"The media's worship of me over the years was always flattering but it was kind of embarrassing and in some ways, a little creepy. I mean, I'm not a god. I'm just a dude—a dude who made simple plays look way more complicated than they actually were, a dude who isn't even one of the top three players in Yankees history, and a dude who got to sleep with a who's who of famous women. Seriously, I gave out some gift baskets to women you could only drea... ah man, we're real far off topic here. No more questions about the Yankees, dammit!"

From that moment on, Jeter never mentioned his Yankees career ever again. In fact, the only time he would ever make mention of his former organization was to show Mets fans how not to run a team. You see, after Jeter retired, the Yankees went into a downward spiral that saw them bottom out in 2016 with 102 losses. A combination of old age, injury, and bloated contracts to fading stars turned the once-proud organization into a laughingstock.

Over the same period, the Mets were on the upswing, beginning in 2015 when they completed a miraculous 90-win season and clinched a Wild Card berth. By the time Jeter took over as owner in 2016, the team was at the top of the NL East and appeared poised to win a World Series at some point. The new owner wanted to keep the Mets' outstanding core together.

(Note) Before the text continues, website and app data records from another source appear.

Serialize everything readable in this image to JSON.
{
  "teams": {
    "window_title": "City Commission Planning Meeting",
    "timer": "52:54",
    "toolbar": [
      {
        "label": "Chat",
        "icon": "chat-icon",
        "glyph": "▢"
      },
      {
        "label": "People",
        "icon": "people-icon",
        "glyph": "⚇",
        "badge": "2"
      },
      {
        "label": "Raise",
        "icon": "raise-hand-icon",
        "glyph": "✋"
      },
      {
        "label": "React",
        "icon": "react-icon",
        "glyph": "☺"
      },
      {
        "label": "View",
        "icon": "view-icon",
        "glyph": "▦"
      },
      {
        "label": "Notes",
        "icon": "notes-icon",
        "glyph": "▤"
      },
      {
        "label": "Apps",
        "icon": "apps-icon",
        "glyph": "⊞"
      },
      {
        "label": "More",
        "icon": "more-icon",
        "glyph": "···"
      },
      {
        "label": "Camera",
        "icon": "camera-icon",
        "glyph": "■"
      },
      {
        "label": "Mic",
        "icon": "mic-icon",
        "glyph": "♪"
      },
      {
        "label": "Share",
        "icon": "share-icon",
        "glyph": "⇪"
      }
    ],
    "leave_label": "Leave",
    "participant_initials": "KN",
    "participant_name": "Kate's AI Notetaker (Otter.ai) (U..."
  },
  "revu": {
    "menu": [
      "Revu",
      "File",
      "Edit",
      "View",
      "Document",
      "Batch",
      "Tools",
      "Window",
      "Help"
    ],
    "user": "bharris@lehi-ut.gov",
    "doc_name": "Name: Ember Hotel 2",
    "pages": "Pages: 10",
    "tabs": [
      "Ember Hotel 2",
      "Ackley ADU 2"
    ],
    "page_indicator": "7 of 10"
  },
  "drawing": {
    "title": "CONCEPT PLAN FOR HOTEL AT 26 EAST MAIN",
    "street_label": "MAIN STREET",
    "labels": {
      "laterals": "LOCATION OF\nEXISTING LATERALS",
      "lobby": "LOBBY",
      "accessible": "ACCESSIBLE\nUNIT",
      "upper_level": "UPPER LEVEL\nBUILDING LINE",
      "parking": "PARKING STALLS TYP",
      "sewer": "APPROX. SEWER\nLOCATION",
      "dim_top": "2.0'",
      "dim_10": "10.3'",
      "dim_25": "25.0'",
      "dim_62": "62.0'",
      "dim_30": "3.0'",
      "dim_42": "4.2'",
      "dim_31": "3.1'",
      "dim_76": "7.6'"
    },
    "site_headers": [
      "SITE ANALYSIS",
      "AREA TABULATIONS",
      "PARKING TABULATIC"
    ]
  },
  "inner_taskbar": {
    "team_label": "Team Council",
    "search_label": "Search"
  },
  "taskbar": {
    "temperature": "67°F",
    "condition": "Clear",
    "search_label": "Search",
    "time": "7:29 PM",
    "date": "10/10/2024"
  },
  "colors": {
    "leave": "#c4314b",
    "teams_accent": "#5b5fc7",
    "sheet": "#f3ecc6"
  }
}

"I realize it takes 25 guys to win and I hope to be able to help surround David Wright, Matt Harvey, Zack Wheeler, Jacob deGrom, Noah Syndergaard, Travis d'Arnaud, and all of the other young stars on this club with quality players. We've got a real strong core and I credit Sandy Alderson for his work over the last few years. Dude, that had to be rough not having any money to spend."

After sharing a joke and a hearty laugh, Jeter continued his press conference by outlining his plan for the organization going forward.

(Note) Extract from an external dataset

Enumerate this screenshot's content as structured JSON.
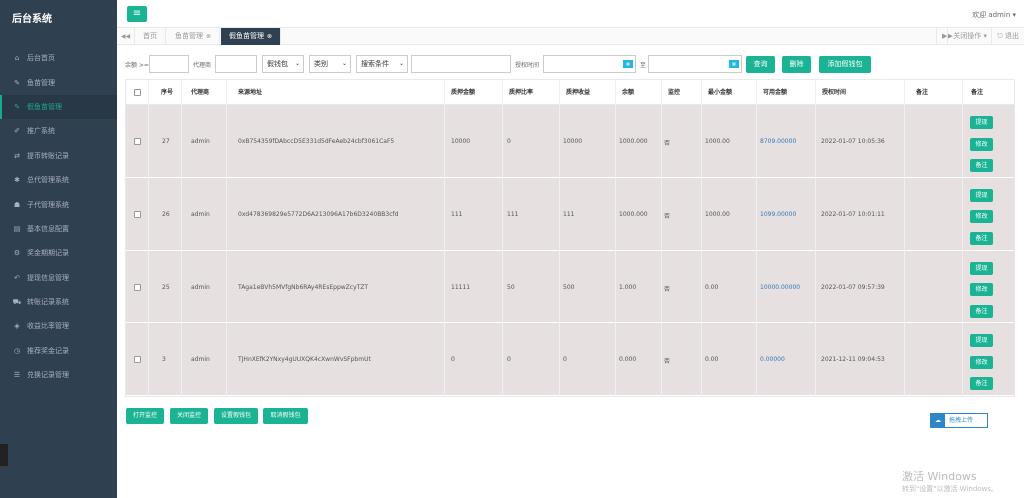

"I plan to fully invest in this organization. We're going to invest at the big league level, the minor league level, the amateur level, scouting, statistics, whatever is necessary to build a championship -caliber organization. We want to be at the cutting edge because that is what I, Derek Jeter: New York Mets owner, believe in."

Needless to say, most Mets fans were quickly on board and the few stragglers jumped on when Jeter himself announced the re-signing of ace pitcher Matt Harvey late in 2016 to a seven-year contract worth $315 million. Jeter personally negotiated with agent Scott Boras, mentioning at Harvey's press conference that the club was planning to do everything in its power to keep Harvey a New York Met for the long term.

"We want Matt Harvey to be a New York Met for life. We want him to go into the Hall of Fame with a Mets cap. When you think of Matt Harvey, think of the New York Mets, and think of winning. We're very glad we could keep Matt in the fold here."

Back at Citi Field, the festivities are about to get started on this warm April afternoon. Fans filed past the new statues of Tom Seaver, Keith Hernandez, Mike Piazza, and other greats outside the ballpark, into the Jackie Robinson rotunda, and up the escalators into the corridors decorated from bottom to top with Mets memorabilia and pictures of the glory days.

At 1:00 sharp, Howie Rose steps up to the microphone and begins the ceremony. Before the players are presented with their World Series rings, the Mets' announcer begins to introduce a very special person but the fans already know who it is and begin chanting at the top of their lungs: "DER-EK JET-ER" is heard loud and clear, mixed in with the familiar "LET'S GO METS!" chant. For the first time in a long time, the Mets are on top of the baseball world and the team's ownership is beloved. All is right and it's thanks to their savior, Derek Jeter.